Laura was the happiest of all. Laura had a rag doll. She was a beautiful doll. She had a face of white cloth with black button eyes. A black pencil had made her eyebrows, and her cheeks and her mouth were red with the ink made from pokeberries. Her hair was black yarn that had been knit and raveled, so that it was curly.
Christmas was a lot simpler back in pioneer days. A lot simpler. But I don't think we've gained all that much since then, with our piles of toys (and piles of credit card bills). Imagine how happy you could be if a new pair of homemade mittens was enough to make you that excited! Nobody was complaining, and nobody was tired of their toys the next day and waiting for more. A stick of candy and bright red mittens was just about as wonderful as you could get.

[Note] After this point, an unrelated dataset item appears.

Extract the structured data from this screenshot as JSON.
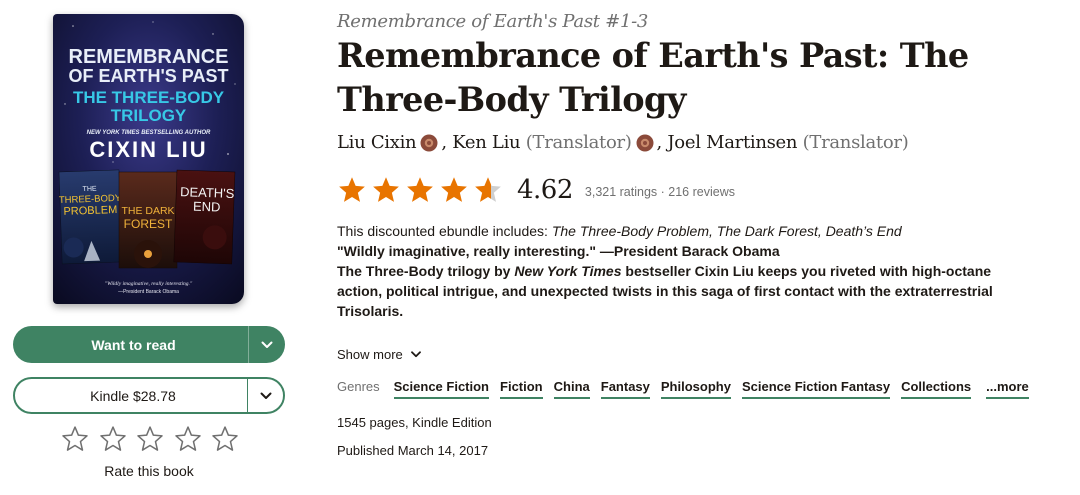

I decided to make a rag doll, a charming Charlotte of my own. The only way the experience could have been worse would have been if I'd had to do it by hand! Making the body of the doll went fairly smoothly; just cut out a gingerbread man shape on steroids, then sew and stuff. I drew the eyebrows, sewed on the buttons, and painted the mouth and cheeks. Frozen strawberry juice (in the absence of pokeberries) did NOT work, so I used acrylic paints. I should have done the face before I sewed the body, but that would have been the easy way, and evidently I had taken a vow against ease for the duration of this project.
After the body, it was time for the dress. The original Charlotte had a dress of pink and blue calico, but since I didn't have any calico of any shade, in true pioneer fashion, I improvised. I took a skirt from my niece's desperately-grasping fingers and carted it home to be sacrificed for art. And sacrificed again, because the first dress I made didn't fit and went in the trash. This was supposed to be a how-to article, but I can pretty much sum it up in one sentence. Buy. A. Pattern. Seriously.
My second dress went better, but at 11:00 last night, I was blearily working away and wishing I'd picked a different project. At last I had the dress finished except for the detail work, and was ready to start on the hair. I used to have a real loom for sewing doll hair, but got rid of it years ago (I'll never use THIS again)and had to improvise with four chopsticks and some duct tape. I don't know how the west was ever won without duct tape. That's probably why it took so long.
Then I had to stop because all the rest of my supplies were at "Mom's Sewing Emporium" in Westby. After a quick shopping trip this morning, I was able to finish the rest of Charlotte. She was happy when she got her hair sewn on and could quit being bald. Now that I'm finished, I almost think it was worth it. Almost.
Even though I have a Laura of my own, at 15 she's a little old for Charlotte, so I am giving her away to some (hopefully) lucky winner of the "Little House on the Prairie Essay Contest." To enter, post a comment with your best idea for an upcoming activity. I am not making a hard and fast promise until I see what kind of ideas you come up with, but I will think about doing the winning suggestion during "Pioneer Experience Week" later this summer.
You don't have to use an idea straight from a "Little House" book; it's fine if you come up with your own, but do some research and make sure it's true to pioneer experiences in the 1870's. Originality is important, but simplicity might win you points, too! I can't get too complex or I will bog down. And ideas that involve life-threatening activities will not be too popular with the judging panel.
Have lots of fun with your entries and make sure to have them in by May 31st. Soon one of you will have your very own Charlotte to cuddle or share with a special little girl in your life. The rest of you are out of luck, because I don't think I'll be making another doll anytime soon!